The mixture of gratitude and envy to the producer. It’s such a wacky and extravagant book that is also a cultural staple, that yes, it required a foreigner to tell this story. As a proud owner of all sorts of old junk, I am glad someone paid attention to the craziness of this stuff and showed it to the world. As someone who has grown up in the provincial Russian town in 1970-s I confirm the book was perceived a dreamy fairy-tale by the kids; more than two thirds of the products described and pictured in it, was not only unavailable, but unknown to the ordinary Russians. The image of canned asparagus puzzled me for years)). And yes, the mystery of ice-cream in the winter relates to the lack of freezers in the stores and kiosks: ice-cream in the summer was only available in the capitals.
Great Episode! The Netflix show Chef’s Table did a great episode on the current trends in Russian Cuisine and Vladimir Mukhin of White Rabbit Restaurant in Moscow.
I was really curious to listen to this until I figured that the podcast authors call all citizens of USSR Russians and did not even mention that Stalin’s man-made famine was done in order to control Ukrainian and Kazakh population. It was a genocide.
Thank you for saying this, Jul. I had to stop halfway through this episode. Calling former USSR citizens ‘Russians’ is so demeaning, especially considering all of the ways that Russia continues to harm it’s neighboring countries. Using ‘Russia’ as an umbrella term for the former USSR is what makes people believe that Russia still has ownership over places like Ukraine, Kazakhstan, Georgia, etc. I hope this podcast does better research in the future, especially when talking about a genocide.
Please share the name of the ‘what if’ shopping bag. What a fabulous story!
The “what of” bag is called “Avos’ka” and looked like this: https://en.wikipedia.org/wiki/String_bag?wprov=sfla1
Loved this episode!
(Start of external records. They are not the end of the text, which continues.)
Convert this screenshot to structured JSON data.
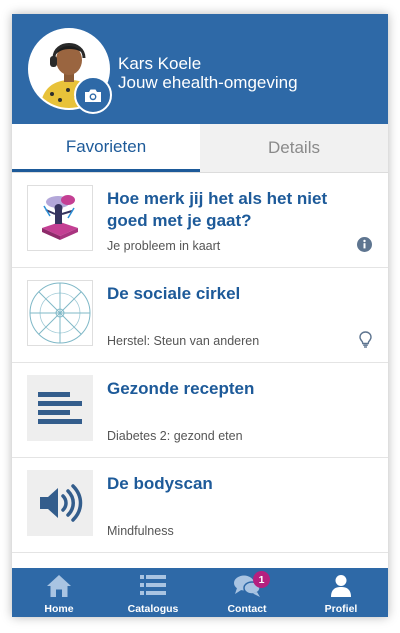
{
  "profile": {
    "name": "Kars Koele",
    "subtitle": "Jouw ehealth-omgeving"
  },
  "tabs": [
    {
      "label": "Favorieten",
      "active": true
    },
    {
      "label": "Details",
      "active": false
    }
  ],
  "items": [
    {
      "title": "Hoe merk jij het als het niet goed met je gaat?",
      "subtitle": "Je probleem in kaart",
      "icon": "info-icon"
    },
    {
      "title": "De sociale cirkel",
      "subtitle": "Herstel: Steun van anderen",
      "icon": "lightbulb-icon"
    },
    {
      "title": "Gezonde recepten",
      "subtitle": "Diabetes 2: gezond eten",
      "icon": ""
    },
    {
      "title": "De bodyscan",
      "subtitle": "Mindfulness",
      "icon": ""
    }
  ],
  "nav": [
    {
      "label": "Home",
      "icon": "home-icon"
    },
    {
      "label": "Catalogus",
      "icon": "list-icon"
    },
    {
      "label": "Contact",
      "icon": "chat-icon",
      "badge": "1"
    },
    {
      "label": "Profiel",
      "icon": "user-icon"
    }
  ],
  "colors": {
    "primary": "#2e69a7",
    "title_blue": "#1d5a99",
    "badge": "#b5207f"
  }
}
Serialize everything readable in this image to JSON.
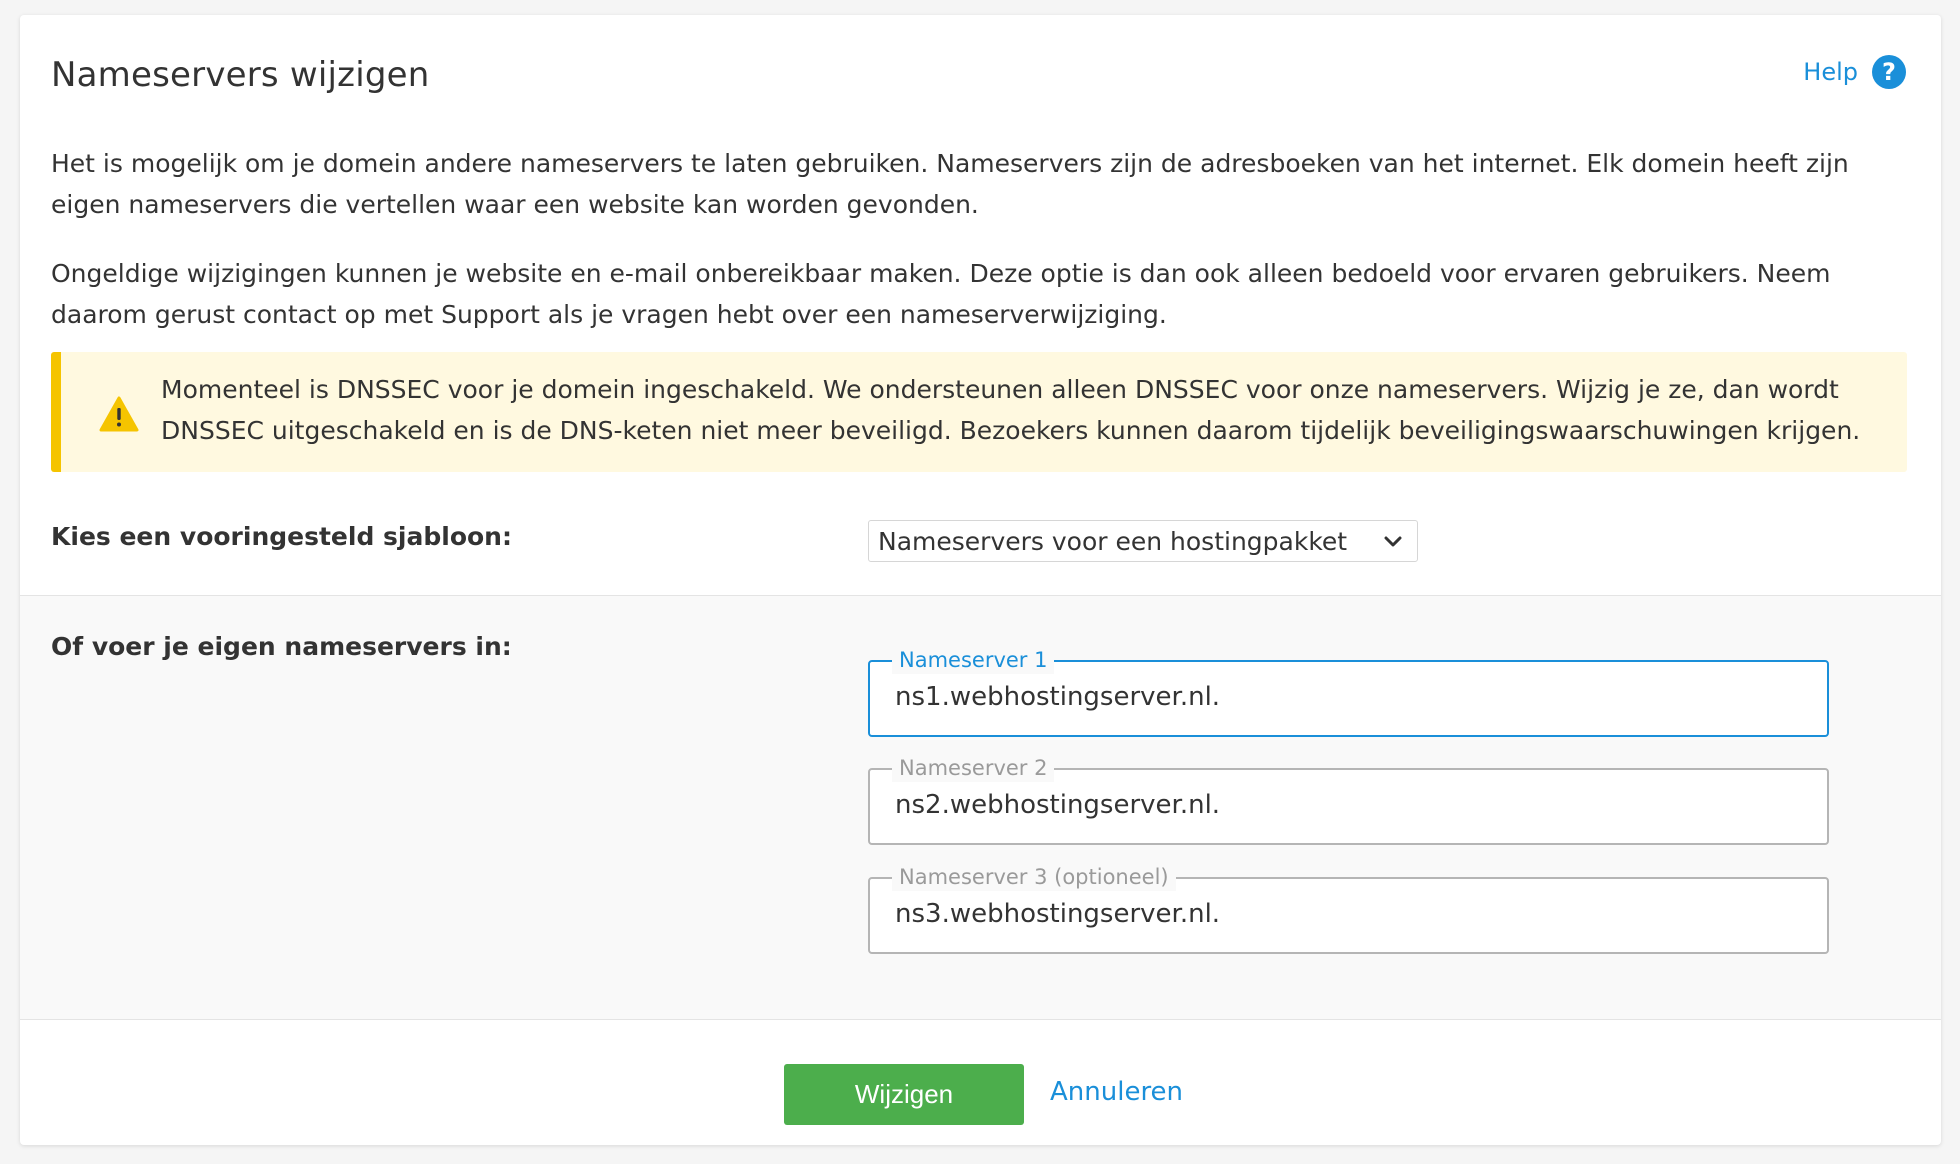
{
  "page": {
    "title": "Nameservers wijzigen",
    "help_label": "Help",
    "help_icon": "question-circle-icon"
  },
  "intro": {
    "paragraph1": "Het is mogelijk om je domein andere nameservers te laten gebruiken. Nameservers zijn de adresboeken van het internet. Elk domein heeft zijn eigen nameservers die vertellen waar een website kan worden gevonden.",
    "paragraph2": "Ongeldige wijzigingen kunnen je website en e-mail onbereikbaar maken. Deze optie is dan ook alleen bedoeld voor ervaren gebruikers. Neem daarom gerust contact op met Support als je vragen hebt over een nameserverwijziging."
  },
  "alert": {
    "icon": "warning-icon",
    "text": "Momenteel is DNSSEC voor je domein ingeschakeld. We ondersteunen alleen DNSSEC voor onze nameservers. Wijzig je ze, dan wordt DNSSEC uitgeschakeld en is de DNS-keten niet meer beveiligd. Bezoekers kunnen daarom tijdelijk beveiligingswaarschuwingen krijgen.",
    "color": "#f5c400"
  },
  "template": {
    "label": "Kies een vooringesteld sjabloon:",
    "selected": "Nameservers voor een hostingpakket"
  },
  "custom": {
    "label": "Of voer je eigen nameservers in:",
    "fields": [
      {
        "legend": "Nameserver 1",
        "value": "ns1.webhostingserver.nl."
      },
      {
        "legend": "Nameserver 2",
        "value": "ns2.webhostingserver.nl."
      },
      {
        "legend": "Nameserver 3 (optioneel)",
        "value": "ns3.webhostingserver.nl."
      }
    ]
  },
  "actions": {
    "submit": "Wijzigen",
    "cancel": "Annuleren"
  },
  "colors": {
    "accent": "#1a8fd9",
    "primary_button": "#4cae4c",
    "alert_bg": "#fff9e0"
  }
}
I have had a copy of “Kniga” since 1985, when I bought it as an exchange student in Leningrad (it’s the 7th edition, from 1980). It’s absolutely terrible as a cookbook—the index is useless, and the instructions (as pointed out) are vague and unhelpful. But it’s invaluable as a sociological study into the way of life of the USSR. I have hundreds of cookbooks and cook from them often, but this is one that I have never cooked from, and probably never will…until maybe now, when it might be an interesting diversion.
At this stage I am really hoping Stitcher will never send you their gingle ahaha.
The photo of the people lining up is actually in Poland. Never a part of USSR officially but under its control. Similar cookbooks were published here.
“Years later, she dusted it off, & handed it to me.” That hit so. hard.
My mom grew up impoverished in nowhere Indiana with Depression-era parents. They made do with what they had, used unripe melons to cool the necks of their sick siblings during summer heat, and made the most delicious meals with what little they had, which wasn’t much, but it fed nine kids. I didn’t grow up with those trials, but my mom still cooked those meals from time to time on special occasions. She passed her recipes and cookbooks down to me just a few years ago.
Now my armpits are spicy and this strange liquid is coming from my eyes. Damn you, 99PI… Why do you have to make me feel my feelings? ;)